Maybe they had forgotten they actually were capable of losing. If you were watching Game Five, you know that anyone would be hard pressed to argue that conclusion.
In Game Five, the Lakers looked like a team of sub-par role players incapable of doing anything but watching their leader go to work. They looked like...the Cleveland Cavaliers.
Glad that’s over.
The Lakers weren’t able to bounce back with a dominant performance because they did any singular thing particularly well. They shot only 41 percent from the floor, scored only 89 points, and the 17 assists they posted were three under their postseason average.
Sure, the Celtics shot only 33 percent, but they also missed a ton of easy looks at the basket. Yes, the Lakers beat out the Celtics by a 13-rebound margin, but many of those rebounds weren’t grabbed cleanly.
So, what exactly was the biggest difference for the Lakers?

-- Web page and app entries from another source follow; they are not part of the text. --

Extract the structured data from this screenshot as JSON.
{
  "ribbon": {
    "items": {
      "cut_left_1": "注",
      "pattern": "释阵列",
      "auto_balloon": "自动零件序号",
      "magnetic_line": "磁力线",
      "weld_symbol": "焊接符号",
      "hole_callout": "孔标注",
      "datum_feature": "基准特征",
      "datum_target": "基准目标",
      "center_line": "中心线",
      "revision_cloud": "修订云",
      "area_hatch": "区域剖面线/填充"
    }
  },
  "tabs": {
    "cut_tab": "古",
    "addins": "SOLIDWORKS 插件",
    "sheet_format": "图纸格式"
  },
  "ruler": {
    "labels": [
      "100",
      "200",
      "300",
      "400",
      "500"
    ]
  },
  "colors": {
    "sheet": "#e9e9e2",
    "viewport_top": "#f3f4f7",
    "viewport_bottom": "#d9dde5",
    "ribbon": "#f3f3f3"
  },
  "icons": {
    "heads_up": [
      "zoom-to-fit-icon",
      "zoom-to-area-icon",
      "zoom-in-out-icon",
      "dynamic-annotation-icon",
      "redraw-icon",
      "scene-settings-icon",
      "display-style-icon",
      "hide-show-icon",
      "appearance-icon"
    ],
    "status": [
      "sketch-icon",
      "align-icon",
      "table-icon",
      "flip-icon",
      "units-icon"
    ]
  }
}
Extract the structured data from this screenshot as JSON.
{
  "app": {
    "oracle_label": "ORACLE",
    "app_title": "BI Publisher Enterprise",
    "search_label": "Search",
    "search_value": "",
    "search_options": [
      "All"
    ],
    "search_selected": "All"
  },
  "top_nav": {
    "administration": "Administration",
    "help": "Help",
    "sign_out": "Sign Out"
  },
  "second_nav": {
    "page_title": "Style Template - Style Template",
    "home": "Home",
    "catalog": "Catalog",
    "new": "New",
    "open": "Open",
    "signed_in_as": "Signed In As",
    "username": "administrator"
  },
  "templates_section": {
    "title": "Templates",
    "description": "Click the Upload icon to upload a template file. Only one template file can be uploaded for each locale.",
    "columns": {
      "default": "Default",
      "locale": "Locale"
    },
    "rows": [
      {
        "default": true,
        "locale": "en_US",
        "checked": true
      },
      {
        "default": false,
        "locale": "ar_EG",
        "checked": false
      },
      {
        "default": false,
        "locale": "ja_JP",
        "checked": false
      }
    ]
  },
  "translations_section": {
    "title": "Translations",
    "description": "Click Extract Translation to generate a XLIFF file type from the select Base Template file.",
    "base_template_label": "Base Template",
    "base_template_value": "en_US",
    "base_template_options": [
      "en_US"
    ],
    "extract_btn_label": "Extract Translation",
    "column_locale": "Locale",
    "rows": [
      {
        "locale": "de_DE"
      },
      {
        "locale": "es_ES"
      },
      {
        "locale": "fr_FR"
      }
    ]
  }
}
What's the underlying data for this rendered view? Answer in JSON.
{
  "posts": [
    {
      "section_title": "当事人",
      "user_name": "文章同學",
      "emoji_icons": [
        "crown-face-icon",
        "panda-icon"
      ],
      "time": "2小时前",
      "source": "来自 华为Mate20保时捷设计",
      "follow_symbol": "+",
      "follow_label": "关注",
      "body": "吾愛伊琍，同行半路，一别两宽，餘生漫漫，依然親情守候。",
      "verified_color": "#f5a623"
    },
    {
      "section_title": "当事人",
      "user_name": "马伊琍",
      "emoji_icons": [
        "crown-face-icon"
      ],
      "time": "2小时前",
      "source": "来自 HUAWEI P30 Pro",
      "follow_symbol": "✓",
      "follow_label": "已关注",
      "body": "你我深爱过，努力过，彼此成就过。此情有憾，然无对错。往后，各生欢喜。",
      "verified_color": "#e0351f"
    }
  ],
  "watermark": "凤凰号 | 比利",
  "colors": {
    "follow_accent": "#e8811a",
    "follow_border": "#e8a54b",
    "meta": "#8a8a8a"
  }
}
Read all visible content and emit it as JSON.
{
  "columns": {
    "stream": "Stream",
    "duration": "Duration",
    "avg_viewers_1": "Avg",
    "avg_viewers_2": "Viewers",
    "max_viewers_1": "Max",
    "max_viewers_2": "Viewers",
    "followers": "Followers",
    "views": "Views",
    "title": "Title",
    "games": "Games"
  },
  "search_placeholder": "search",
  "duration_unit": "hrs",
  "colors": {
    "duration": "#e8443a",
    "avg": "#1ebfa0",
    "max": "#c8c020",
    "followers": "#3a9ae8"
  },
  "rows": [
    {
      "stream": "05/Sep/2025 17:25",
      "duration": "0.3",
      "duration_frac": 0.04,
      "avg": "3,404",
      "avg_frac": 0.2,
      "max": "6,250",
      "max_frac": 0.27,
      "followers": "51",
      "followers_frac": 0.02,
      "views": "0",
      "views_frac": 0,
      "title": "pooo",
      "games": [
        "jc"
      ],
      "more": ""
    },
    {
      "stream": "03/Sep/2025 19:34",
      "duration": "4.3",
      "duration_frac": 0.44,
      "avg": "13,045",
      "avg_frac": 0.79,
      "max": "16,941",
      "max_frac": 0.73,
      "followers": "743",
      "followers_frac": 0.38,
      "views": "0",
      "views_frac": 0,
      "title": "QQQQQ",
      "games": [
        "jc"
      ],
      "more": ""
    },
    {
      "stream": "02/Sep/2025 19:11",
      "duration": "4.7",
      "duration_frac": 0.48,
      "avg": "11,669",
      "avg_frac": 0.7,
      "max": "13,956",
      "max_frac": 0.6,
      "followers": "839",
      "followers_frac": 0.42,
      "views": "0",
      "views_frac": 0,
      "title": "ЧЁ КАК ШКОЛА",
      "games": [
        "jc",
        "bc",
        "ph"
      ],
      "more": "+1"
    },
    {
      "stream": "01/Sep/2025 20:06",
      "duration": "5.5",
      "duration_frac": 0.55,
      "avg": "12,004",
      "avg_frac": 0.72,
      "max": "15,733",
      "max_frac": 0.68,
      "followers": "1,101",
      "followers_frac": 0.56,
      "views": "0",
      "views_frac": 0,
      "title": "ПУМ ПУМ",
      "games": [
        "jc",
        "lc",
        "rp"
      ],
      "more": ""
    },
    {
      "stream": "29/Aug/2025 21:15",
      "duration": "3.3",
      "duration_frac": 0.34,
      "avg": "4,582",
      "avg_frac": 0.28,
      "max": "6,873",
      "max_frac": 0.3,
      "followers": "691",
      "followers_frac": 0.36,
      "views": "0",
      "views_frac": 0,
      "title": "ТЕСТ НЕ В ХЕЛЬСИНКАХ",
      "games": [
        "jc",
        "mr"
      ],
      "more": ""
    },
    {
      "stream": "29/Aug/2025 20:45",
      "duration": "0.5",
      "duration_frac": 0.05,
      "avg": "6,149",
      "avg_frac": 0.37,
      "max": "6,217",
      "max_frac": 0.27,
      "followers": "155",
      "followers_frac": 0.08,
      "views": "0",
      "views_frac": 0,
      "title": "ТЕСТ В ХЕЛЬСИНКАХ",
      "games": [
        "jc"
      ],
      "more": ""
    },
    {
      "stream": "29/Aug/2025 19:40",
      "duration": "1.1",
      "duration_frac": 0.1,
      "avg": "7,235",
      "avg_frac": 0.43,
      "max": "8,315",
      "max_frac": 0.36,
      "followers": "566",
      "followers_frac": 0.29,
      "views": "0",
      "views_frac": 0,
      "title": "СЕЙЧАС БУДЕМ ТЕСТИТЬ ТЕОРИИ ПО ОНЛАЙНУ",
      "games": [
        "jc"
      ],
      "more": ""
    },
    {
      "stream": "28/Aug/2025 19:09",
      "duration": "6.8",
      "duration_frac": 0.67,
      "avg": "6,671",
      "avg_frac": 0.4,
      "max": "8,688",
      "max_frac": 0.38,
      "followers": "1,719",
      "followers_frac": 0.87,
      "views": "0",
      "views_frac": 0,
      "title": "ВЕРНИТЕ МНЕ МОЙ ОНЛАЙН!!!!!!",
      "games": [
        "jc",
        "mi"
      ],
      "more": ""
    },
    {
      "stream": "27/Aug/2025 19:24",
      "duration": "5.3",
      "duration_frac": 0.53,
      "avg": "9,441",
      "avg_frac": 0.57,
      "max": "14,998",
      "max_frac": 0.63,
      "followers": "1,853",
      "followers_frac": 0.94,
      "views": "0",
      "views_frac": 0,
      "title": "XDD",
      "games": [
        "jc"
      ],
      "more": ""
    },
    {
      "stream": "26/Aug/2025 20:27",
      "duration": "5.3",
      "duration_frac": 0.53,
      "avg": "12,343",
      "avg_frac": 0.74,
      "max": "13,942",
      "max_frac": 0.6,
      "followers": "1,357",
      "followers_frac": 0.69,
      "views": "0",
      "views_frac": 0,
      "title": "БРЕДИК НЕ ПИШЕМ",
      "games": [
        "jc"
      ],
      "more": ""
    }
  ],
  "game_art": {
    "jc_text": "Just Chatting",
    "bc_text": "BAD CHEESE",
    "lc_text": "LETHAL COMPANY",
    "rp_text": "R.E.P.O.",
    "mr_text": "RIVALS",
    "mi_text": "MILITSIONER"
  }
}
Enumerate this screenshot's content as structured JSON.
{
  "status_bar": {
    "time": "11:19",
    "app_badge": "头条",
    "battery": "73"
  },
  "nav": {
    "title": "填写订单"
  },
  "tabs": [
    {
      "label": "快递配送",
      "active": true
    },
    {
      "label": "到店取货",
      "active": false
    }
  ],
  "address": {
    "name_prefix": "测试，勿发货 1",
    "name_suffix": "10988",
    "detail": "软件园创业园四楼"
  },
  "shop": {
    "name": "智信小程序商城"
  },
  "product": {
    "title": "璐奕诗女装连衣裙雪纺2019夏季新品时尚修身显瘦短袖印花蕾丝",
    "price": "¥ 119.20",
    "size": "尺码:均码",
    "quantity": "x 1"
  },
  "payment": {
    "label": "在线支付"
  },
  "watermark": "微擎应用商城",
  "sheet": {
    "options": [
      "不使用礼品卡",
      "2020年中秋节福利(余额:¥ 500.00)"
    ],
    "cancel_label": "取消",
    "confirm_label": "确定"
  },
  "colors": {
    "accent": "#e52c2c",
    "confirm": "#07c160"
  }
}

They fought tooth-and-nail for virtually every rebound they collected, they were an inch quicker than the Celtics to various loose balls, they got into the Celtics’ heads with their physical play, and they fed off Kobe Bryant’s excellent decision making and the suddenly bloodthirsty crowd at Staples.
The Lakers fought like their legacies depended on the series’ outcome, and, well, they did and still do.
Going into Game Seven, all of the aforementioned themes (including the harsh but truthful No. 1) will determine whether the Lakers claim a second consecutive NBA Championship title or whether the Celtics deface the Staples Center by claiming the NBA title on the Lakers’ centerpiece logo.